> PROBLEM STATEMENT: Nothing but the data itself, reproduced exactly, is the expected answer.

> Data entries:

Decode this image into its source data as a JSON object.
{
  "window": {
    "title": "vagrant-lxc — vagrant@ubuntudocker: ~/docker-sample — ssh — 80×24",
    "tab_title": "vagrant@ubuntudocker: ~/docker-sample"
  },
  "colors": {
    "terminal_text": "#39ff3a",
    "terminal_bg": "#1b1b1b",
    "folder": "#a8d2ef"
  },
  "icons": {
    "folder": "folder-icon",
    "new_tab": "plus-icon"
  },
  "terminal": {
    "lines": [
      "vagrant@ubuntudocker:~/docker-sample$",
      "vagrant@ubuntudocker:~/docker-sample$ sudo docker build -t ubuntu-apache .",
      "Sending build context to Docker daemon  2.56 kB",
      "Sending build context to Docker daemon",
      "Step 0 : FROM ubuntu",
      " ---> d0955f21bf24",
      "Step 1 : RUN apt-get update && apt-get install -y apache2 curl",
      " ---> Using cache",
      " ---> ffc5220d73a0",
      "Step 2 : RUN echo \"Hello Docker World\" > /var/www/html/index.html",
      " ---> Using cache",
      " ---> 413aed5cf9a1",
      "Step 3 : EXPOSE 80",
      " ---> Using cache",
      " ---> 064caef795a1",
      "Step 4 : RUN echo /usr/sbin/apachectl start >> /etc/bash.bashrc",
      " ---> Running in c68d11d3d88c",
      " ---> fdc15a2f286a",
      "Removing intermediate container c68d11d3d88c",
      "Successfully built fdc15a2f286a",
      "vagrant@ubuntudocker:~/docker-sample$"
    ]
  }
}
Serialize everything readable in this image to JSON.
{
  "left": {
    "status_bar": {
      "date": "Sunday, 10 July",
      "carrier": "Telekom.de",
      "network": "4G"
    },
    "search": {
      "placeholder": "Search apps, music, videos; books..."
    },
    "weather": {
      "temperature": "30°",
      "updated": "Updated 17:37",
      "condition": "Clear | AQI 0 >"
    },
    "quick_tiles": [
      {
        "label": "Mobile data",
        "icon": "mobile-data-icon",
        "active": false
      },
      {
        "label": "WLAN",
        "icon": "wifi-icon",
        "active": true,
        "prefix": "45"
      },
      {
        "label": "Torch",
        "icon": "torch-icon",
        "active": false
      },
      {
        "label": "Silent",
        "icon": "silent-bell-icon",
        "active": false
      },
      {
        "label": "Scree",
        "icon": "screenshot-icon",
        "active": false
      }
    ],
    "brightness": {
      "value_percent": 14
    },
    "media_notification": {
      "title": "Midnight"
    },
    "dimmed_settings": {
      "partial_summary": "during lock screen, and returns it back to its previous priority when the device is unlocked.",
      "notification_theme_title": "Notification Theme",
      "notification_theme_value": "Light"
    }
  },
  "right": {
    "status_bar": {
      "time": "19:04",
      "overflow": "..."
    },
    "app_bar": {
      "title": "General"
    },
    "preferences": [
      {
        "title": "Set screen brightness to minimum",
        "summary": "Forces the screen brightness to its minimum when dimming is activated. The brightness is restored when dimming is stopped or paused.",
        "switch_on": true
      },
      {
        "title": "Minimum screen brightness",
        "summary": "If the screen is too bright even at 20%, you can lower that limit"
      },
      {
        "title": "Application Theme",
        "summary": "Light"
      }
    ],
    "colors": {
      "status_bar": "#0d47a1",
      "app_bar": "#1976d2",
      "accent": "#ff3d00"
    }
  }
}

> RESULT OF THE EXERCISE:
Decode this image into its source data as a JSON object.
{
  "window": {
    "title": "vagrant-lxc — vagrant@ubuntudocker: ~/docker-sample — ssh — 80×24",
    "tab_title": "vagrant@ubuntudocker: ~/docker-sample"
  },
  "colors": {
    "terminal_text": "#39ff3a",
    "terminal_bg": "#1b1b1b",
    "folder": "#a8d2ef"
  },
  "icons": {
    "folder": "folder-icon",
    "new_tab": "plus-icon"
  },
  "terminal": {
    "lines": [
      "vagrant@ubuntudocker:~/docker-sample$",
      "vagrant@ubuntudocker:~/docker-sample$ sudo docker build -t ubuntu-apache .",
      "Sending build context to Docker daemon  2.56 kB",
      "Sending build context to Docker daemon",
      "Step 0 : FROM ubuntu",
      " ---> d0955f21bf24",
      "Step 1 : RUN apt-get update && apt-get install -y apache2 curl",
      " ---> Using cache",
      " ---> ffc5220d73a0",
      "Step 2 : RUN echo \"Hello Docker World\" > /var/www/html/index.html",
      " ---> Using cache",
      " ---> 413aed5cf9a1",
      "Step 3 : EXPOSE 80",
      " ---> Using cache",
      " ---> 064caef795a1",
      "Step 4 : RUN echo /usr/sbin/apachectl start >> /etc/bash.bashrc",
      " ---> Running in c68d11d3d88c",
      " ---> fdc15a2f286a",
      "Removing intermediate container c68d11d3d88c",
      "Successfully built fdc15a2f286a",
      "vagrant@ubuntudocker:~/docker-sample$"
    ]
  }
}
Serialize everything readable in this image to JSON.
{
  "left": {
    "status_bar": {
      "date": "Sunday, 10 July",
      "carrier": "Telekom.de",
      "network": "4G"
    },
    "search": {
      "placeholder": "Search apps, music, videos; books..."
    },
    "weather": {
      "temperature": "30°",
      "updated": "Updated 17:37",
      "condition": "Clear | AQI 0 >"
    },
    "quick_tiles": [
      {
        "label": "Mobile data",
        "icon": "mobile-data-icon",
        "active": false
      },
      {
        "label": "WLAN",
        "icon": "wifi-icon",
        "active": true,
        "prefix": "45"
      },
      {
        "label": "Torch",
        "icon": "torch-icon",
        "active": false
      },
      {
        "label": "Silent",
        "icon": "silent-bell-icon",
        "active": false
      },
      {
        "label": "Scree",
        "icon": "screenshot-icon",
        "active": false
      }
    ],
    "brightness": {
      "value_percent": 14
    },
    "media_notification": {
      "title": "Midnight"
    },
    "dimmed_settings": {
      "partial_summary": "during lock screen, and returns it back to its previous priority when the device is unlocked.",
      "notification_theme_title": "Notification Theme",
      "notification_theme_value": "Light"
    }
  },
  "right": {
    "status_bar": {
      "time": "19:04",
      "overflow": "..."
    },
    "app_bar": {
      "title": "General"
    },
    "preferences": [
      {
        "title": "Set screen brightness to minimum",
        "summary": "Forces the screen brightness to its minimum when dimming is activated. The brightness is restored when dimming is stopped or paused.",
        "switch_on": true
      },
      {
        "title": "Minimum screen brightness",
        "summary": "If the screen is too bright even at 20%, you can lower that limit"
      },
      {
        "title": "Application Theme",
        "summary": "Light"
      }
    ],
    "colors": {
      "status_bar": "#0d47a1",
      "app_bar": "#1976d2",
      "accent": "#ff3d00"
    }
  }
}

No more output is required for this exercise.